Modest improvements in HIV knowledge and disclosure beliefs after summer camp for adolescents living with HIV in the UK

An evaluation of the summer camp organised by the Children’s HIV Association (CHIVA) for 12-16 year olds living with HIV in the UK showed modest but statistically significant improvements in some psychological measures, six months after camp. Findings are reported in AIDS Care and Children and Youth Services Review.

The support camp is offered each summer to adolescents living with HIV. It is a week-long, residential intervention. The aims of the camp are to address isolation and facilitate peer friendships, increase knowledge and understanding of living with HIV, and improve confidence and self-esteem. Activities include creative workshops, sports, role play and advice on disclosure, and workshops on HIV transmission, sexual health and rights. The team running the camp included a social worker, a nurse, child participation experts, volunteers aged 18-24 who are living with HIV (‘camp leaders’) and older volunteers (‘key workers’).

In 2015, 49 of the 77 young people who attended the camp completed surveys before, immediately after and six months after the camp.



In HIV, refers to the act of telling another person that you have HIV. Many people find this term stigmatising as it suggests information which is normally kept secret.
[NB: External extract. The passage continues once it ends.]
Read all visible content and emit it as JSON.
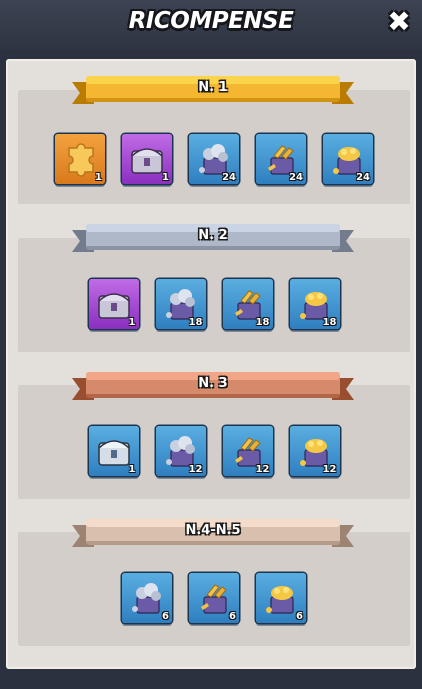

The terms ‘telling’ or ‘sharing’ are more neutral.

statistical significance

Statistical tests are used to judge whether the results of a study could be due to chance and would not be confirmed if the study was repeated. If result is probably not due to chance, the results are ‘statistically significant’. 

Measures of HIV knowledge improved after the camp and were maintained six months later (p = < 0.001). A series of questions to assess beliefs and feelings about sharing one’s HIV status showed an increase in responses supportive of disclosure, again maintained six months later (p = < 0.001).

However, intentions to disclose and actual disclosure behaviour did not change, nor did all of the psychological and behavioural variables that were measured.

In-depth interviews with eleven of the young people, conducted six weeks and six months after completion of the camp, showed that meeting new people also living with HIV was the main reported advantage of the camp. A 12-year-old girl said:

“My friends were all in the corridor and we would just stay up late and sit in the hallway talking and we could talk about anything. We could be talking about the past and all the stuff that we wouldn't talk to our normal friends about.”

Participants used social media to stay in touch and form online support networks after the camp. They learnt from each other during camp activities, as this 15-year-old male explained:

“The workshop helped me out… because people had like stories… and it made me realise that everyone's been through this. I thought I was the only one.”

Several interviewees reported increased confidence, a more positive self-image and increased autonomy. For many, the camp helped them normalise living with HIV, as this 13-year-old girl described:

“I don't see it as such a negative thing, like I don't see it as a big thing anymore. Now I feel like I'm ok with what I have, you have to live with it in order to be healthy and… I'm just taking [my medication] consistently now.”

The researchers say that their data suggest that brief residential interventions have the potential to facilitate sustained change in psychological outcomes for young people living with HIV.


Evangeli M et al. A longitudinal evaluation of an intensive residential intervention (camp) for 12–16 year olds living with HIV in the UK: evidence of psychological change maintained at six month follow-up. AIDS Care, online ahead of print, 2018. (Abstract.)

Lut I et al. “When I went to camp, it made me free”: A longitudinal qualitative study of a residential intervention for adolescents living with HIV in the UK. Children and Youth Services Review 79: 426-431, 2017. (Abstract.)